By Sarah Beck
Program Manager, American Public Gardens Association

Through the Million Pollinator Garden Challenge and Let’s Move! Museums & Gardens initiatives, public gardens move millions of individuals, kids, and families outdoors and make a connection between pollinators and the healthy food people eat.

Pollinators are responsible for 1 out of 3 bites of food we take each day, and yet pollinators are at a critical point in their own survival. Many factors contribute to their recent decline. We know for certain, however, that more nectar and pollen sources provided by more flowering plants and trees will help improve their health and numbers. Increasing the number of pollinator-friendly gardens and landscapes will help revive the health of bees, butterflies, birds, bats, and other pollinators across the country.

Bee with flower image

Denver Botanic Gardens demonstrate pollinator-friendly habitats.


The National Pollinator Garden Network (NPGN) is an unprecedented collaboration of 26 national and regional conservation and gardening organizations in support of the President’s executive strategy to “Promote the Health of Honey Bees and Other Pollinators.” The Network recently launched The Million Pollinator Garden Challenge to mobilize America’s extensive gardening community and support them in making more native and non-invasive pollen and nectar producing plants available in their gardens.

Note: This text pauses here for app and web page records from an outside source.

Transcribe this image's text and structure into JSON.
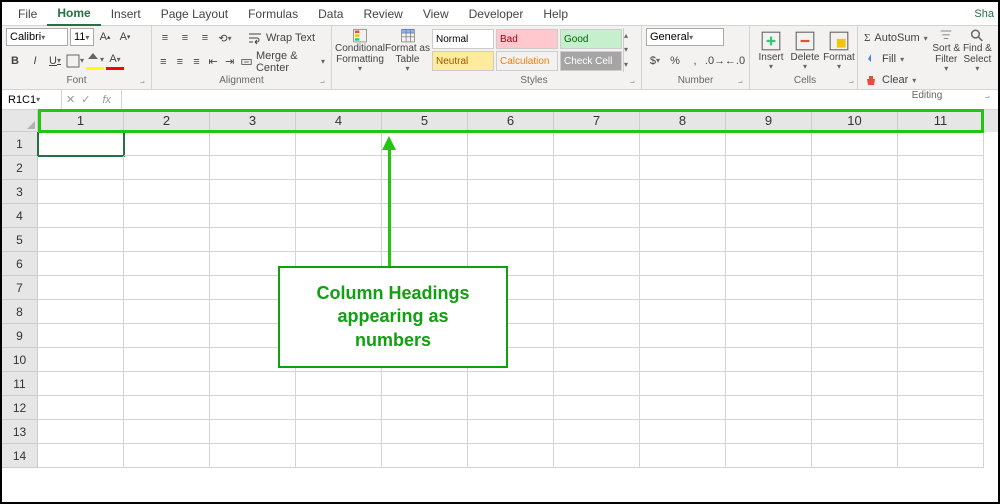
{
  "tabs": [
    "File",
    "Home",
    "Insert",
    "Page Layout",
    "Formulas",
    "Data",
    "Review",
    "View",
    "Developer",
    "Help"
  ],
  "active_tab": "Home",
  "share_label": "Sha",
  "font": {
    "name": "Calibri",
    "size": "11",
    "group_label": "Font"
  },
  "alignment": {
    "wrap": "Wrap Text",
    "merge": "Merge & Center",
    "group_label": "Alignment"
  },
  "cond_fmt": "Conditional Formatting",
  "fmt_table": "Format as Table",
  "styles": {
    "normal": "Normal",
    "bad": "Bad",
    "good": "Good",
    "neutral": "Neutral",
    "calculation": "Calculation",
    "check": "Check Cell",
    "group_label": "Styles"
  },
  "number": {
    "format": "General",
    "group_label": "Number"
  },
  "cells": {
    "insert": "Insert",
    "delete": "Delete",
    "format": "Format",
    "group_label": "Cells"
  },
  "editing": {
    "autosum": "AutoSum",
    "fill": "Fill",
    "clear": "Clear",
    "sort": "Sort & Filter",
    "find": "Find & Select",
    "group_label": "Editing"
  },
  "name_box": "R1C1",
  "col_headers": [
    "1",
    "2",
    "3",
    "4",
    "5",
    "6",
    "7",
    "8",
    "9",
    "10",
    "11"
  ],
  "row_headers": [
    "1",
    "2",
    "3",
    "4",
    "5",
    "6",
    "7",
    "8",
    "9",
    "10",
    "11",
    "12",
    "13",
    "14"
  ],
  "annotation": {
    "line1": "Column Headings",
    "line2": "appearing as numbers"
  }
}
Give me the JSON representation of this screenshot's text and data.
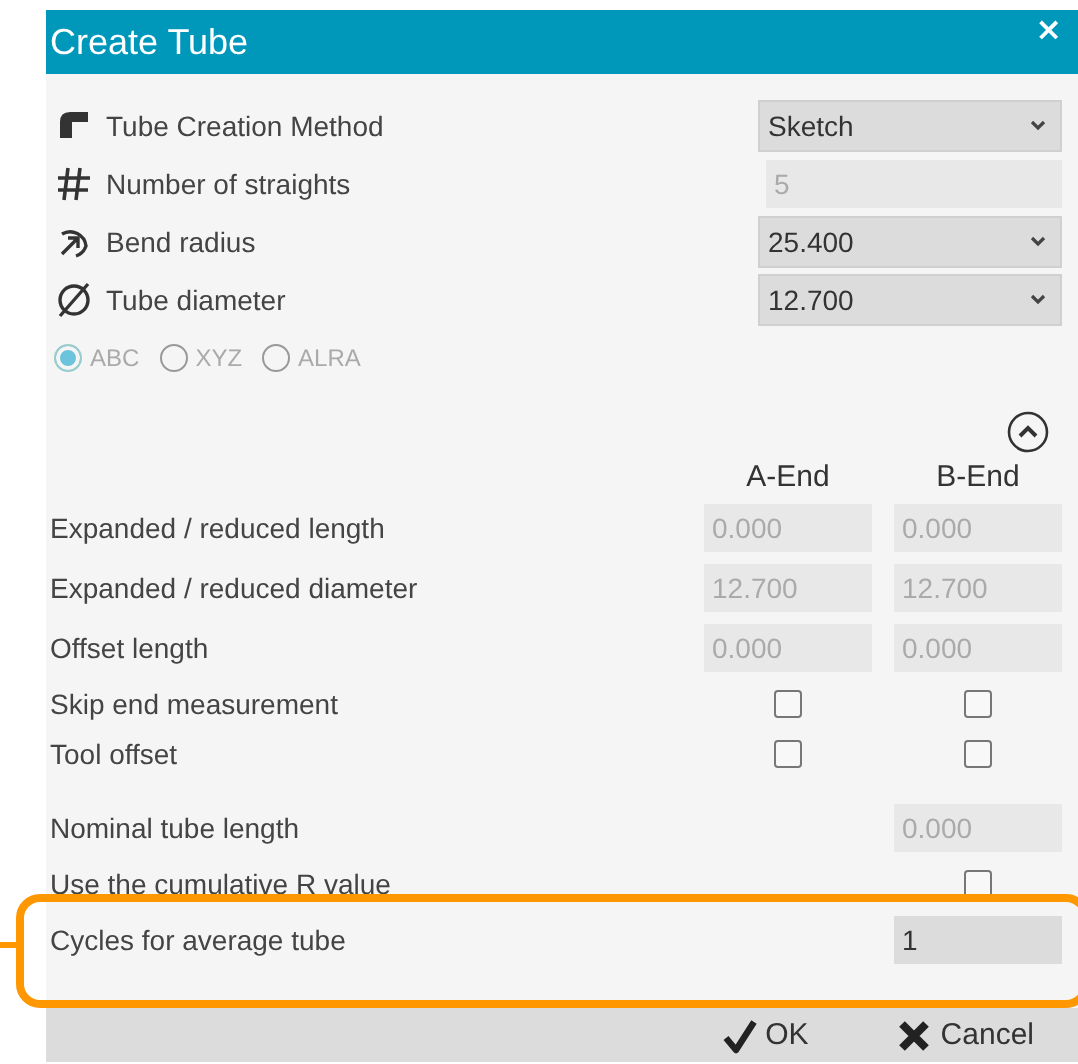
{
  "window": {
    "title": "Create Tube",
    "close": "×"
  },
  "settings": [
    {
      "kind": "select",
      "label": "Tube Creation Method",
      "value": "Sketch",
      "disabled": false
    },
    {
      "kind": "input",
      "label": "Number of straights",
      "value": "5",
      "disabled": true
    },
    {
      "kind": "select",
      "label": "Bend radius",
      "value": "25.400",
      "disabled": false
    },
    {
      "kind": "select",
      "label": "Tube diameter",
      "value": "12.700",
      "disabled": false
    }
  ],
  "axis_options": [
    {
      "label": "ABC",
      "selected": true,
      "disabled": true
    },
    {
      "label": "XYZ",
      "selected": false,
      "disabled": true
    },
    {
      "label": "ALRA",
      "selected": false,
      "disabled": true
    }
  ],
  "end_columns": [
    "A-End",
    "B-End"
  ],
  "end_rows": [
    {
      "kind": "input",
      "label": "Expanded / reduced length",
      "a": "0.000",
      "b": "0.000",
      "disabled": true
    },
    {
      "kind": "input",
      "label": "Expanded / reduced diameter",
      "a": "12.700",
      "b": "12.700",
      "disabled": true
    },
    {
      "kind": "input",
      "label": "Offset length",
      "a": "0.000",
      "b": "0.000",
      "disabled": true
    },
    {
      "kind": "checkbox",
      "label": "Skip end measurement",
      "a_checked": false,
      "b_checked": false
    },
    {
      "kind": "checkbox",
      "label": "Tool offset",
      "a_checked": false,
      "b_checked": false
    }
  ],
  "tube_rows": [
    {
      "kind": "input",
      "label": "Nominal tube length",
      "value": "0.000",
      "disabled": true,
      "highlighted": false
    },
    {
      "kind": "checkbox",
      "label": "Use the cumulative R value",
      "checked": false,
      "highlighted": false
    },
    {
      "kind": "input",
      "label": "Cycles for average tube",
      "value": "1",
      "disabled": false,
      "highlighted": true
    }
  ],
  "buttons": [
    {
      "kind": "ok",
      "label": "OK"
    },
    {
      "kind": "cancel",
      "label": "Cancel"
    }
  ]
}
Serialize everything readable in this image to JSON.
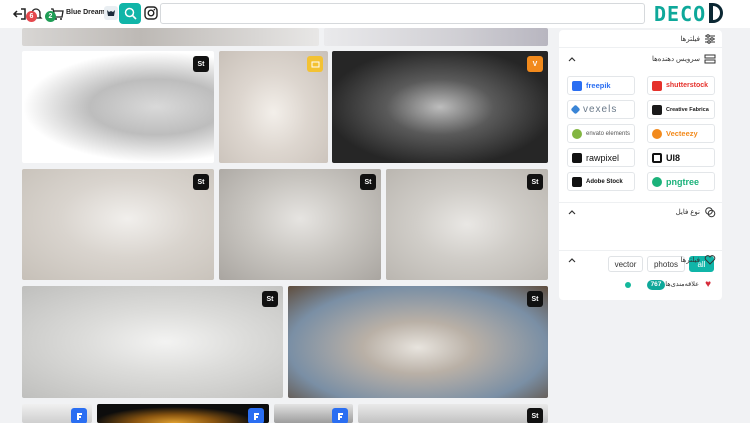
{
  "topbar": {
    "notif_count_1": "6",
    "notif_count_2": "2",
    "username": "Blue Dream",
    "search_value": "",
    "logo_text": "DECO"
  },
  "sidebar": {
    "filters_title": "فیلترها",
    "sources_title": "سرویس دهنده‌ها",
    "sources": [
      {
        "label": "freepik",
        "color": "#2a6ef2"
      },
      {
        "label": "shutterstock",
        "color": "#e5312b"
      },
      {
        "label": "vexels",
        "color": "#3a85d6"
      },
      {
        "label": "Creative Fabrica",
        "color": "#1a1a1a"
      },
      {
        "label": "envato elements",
        "color": "#82b541"
      },
      {
        "label": "Vecteezy",
        "color": "#f28a1c"
      },
      {
        "label": "rawpixel",
        "color": "#111111"
      },
      {
        "label": "UI8",
        "color": "#111111"
      },
      {
        "label": "Adobe Stock",
        "color": "#111111"
      },
      {
        "label": "pngtree",
        "color": "#1bb27a"
      }
    ],
    "file_type_title": "نوع فایل",
    "file_types": [
      "vector",
      "photos",
      "all"
    ],
    "favorites_title": "فیلترها",
    "favorites_label": "علاقه‌مندی‌ها",
    "favorites_count": "767"
  },
  "tiles": [
    {
      "tag": "St"
    },
    {
      "tag": "yl"
    },
    {
      "tag": "V"
    },
    {
      "tag": "St"
    },
    {
      "tag": "St"
    },
    {
      "tag": "St"
    },
    {
      "tag": "St"
    },
    {
      "tag": "St"
    },
    {
      "tag": "fp"
    },
    {
      "tag": "fp"
    },
    {
      "tag": "fp"
    },
    {
      "tag": "St"
    }
  ],
  "colors": {
    "accent": "#10b5a8",
    "logo": "#0ea89a"
  }
}
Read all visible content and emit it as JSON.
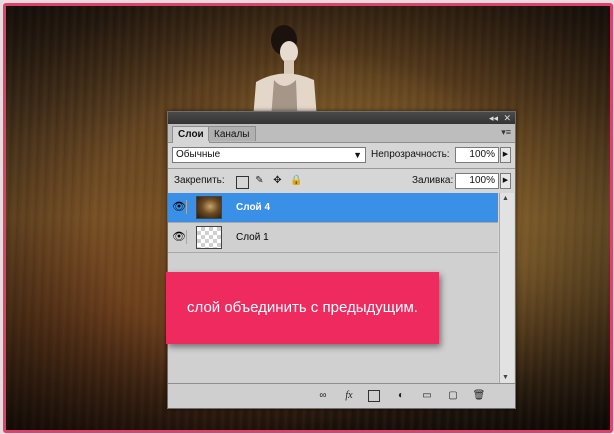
{
  "colors": {
    "frame": "#e0416b",
    "selected_layer": "#3a8fe6",
    "caption_bg": "#ef2a5f"
  },
  "panel": {
    "title_controls": {
      "collapse": "◂◂",
      "close": "✕"
    },
    "tabs": [
      {
        "label": "Слои",
        "active": true
      },
      {
        "label": "Каналы",
        "active": false
      }
    ],
    "menu_icon": "panel-menu-icon",
    "blend_mode": "Обычные",
    "opacity_label": "Непрозрачность:",
    "opacity_value": "100%",
    "lock_label": "Закрепить:",
    "fill_label": "Заливка:",
    "fill_value": "100%",
    "layers": [
      {
        "name": "Слой 4",
        "selected": true,
        "visible": true,
        "thumb": "photo"
      },
      {
        "name": "Слой 1",
        "selected": false,
        "visible": true,
        "thumb": "transparent"
      }
    ],
    "bottom_icons": [
      "link-icon",
      "fx-icon",
      "mask-icon",
      "adjustment-icon",
      "folder-icon",
      "new-layer-icon",
      "trash-icon"
    ]
  },
  "caption": {
    "text": "слой объединить с предыдущим."
  }
}
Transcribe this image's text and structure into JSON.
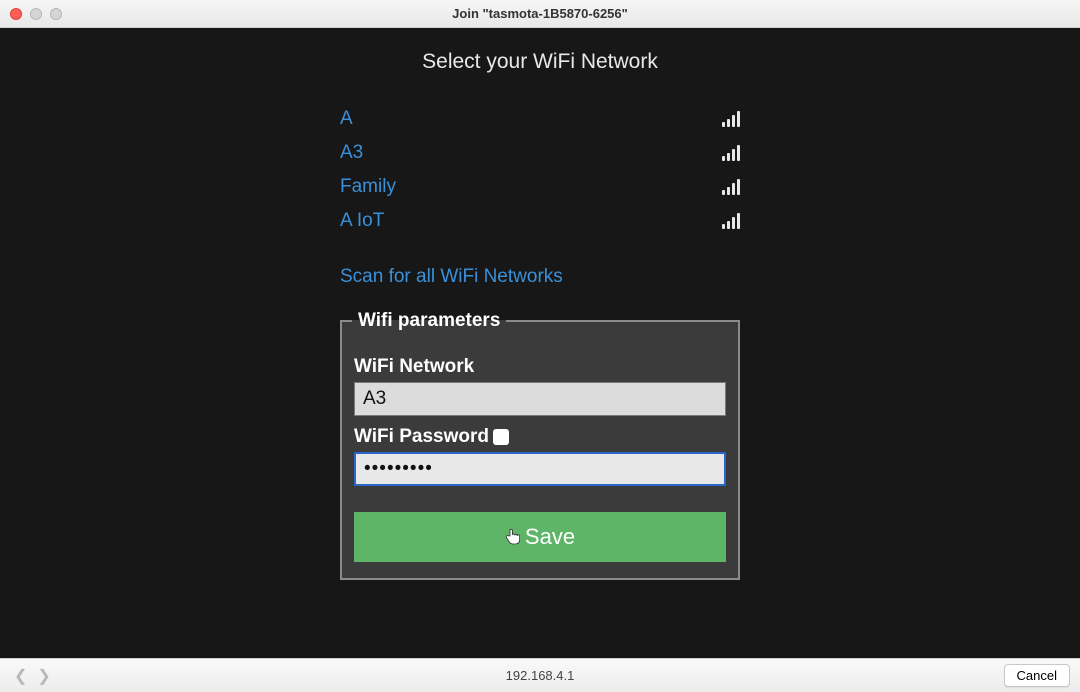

Currently, nearly 700 museums and public gardens in all fifty states are participating in Let’s Move! Museums and Gardens through interactive exhibits, afterschool/summer programming, and food service that help young people to make healthy food choices and be physically active. Many of these public garden programs already make connections between pollinators and our own food supply. For example, the Chicago Botanic Garden, in collaboration with the United States Botanic Garden, developed a comprehensive how-to website for teachers and schools wishing to establish and maintain school gardens with free plant-based education curriculum such as “Pollination Pondering.”

Children holding a butterfly in the United States Botanic Garden

Children learn about pollinators at the United States Botanic Garden.


Dr. Casey Sclar, Executive Director of the American Public Gardens Association (APGA), explains the role of public gardens in connecting these initiatives: “APGA is proud to be a founding member of the Let’s Move! Museums and Gardens initiative, and we were thrilled that the First Lady launched the Million Pollinator Garden Challenge at her White House Kitchen Garden Harvest in June. We will be able to provide opportunities for parents and teachers to get kids and students excited about pollinators, gardening, and healthy lifestyles—engaging them from seed to table with greater environmental connection through lessons and activities provided by Network partners. Our initiative is set to grow over several years. And through individual and collective efforts of Challenge supporters, we will reach one million gardens and landscapes for pollinators.”

Now that over 500 pollinator habitats at public gardens have been counted on the Million Pollinator Garden Challenge S.H.A.R.E. map, it is easy to find nearby resources, see examples of pollinator-friendly gardens, and learn about growing and preparing healthful food through programs at your local public garden. Myriad Gardens Foundation in Oklahoma City has installed two new pollinator gardens just this year–one is a Prairie Garden with native plants especially selected for bees, butterflies, and birds, and the other was planted in the Children’s Garden. Find out what your closest public garden has to offer!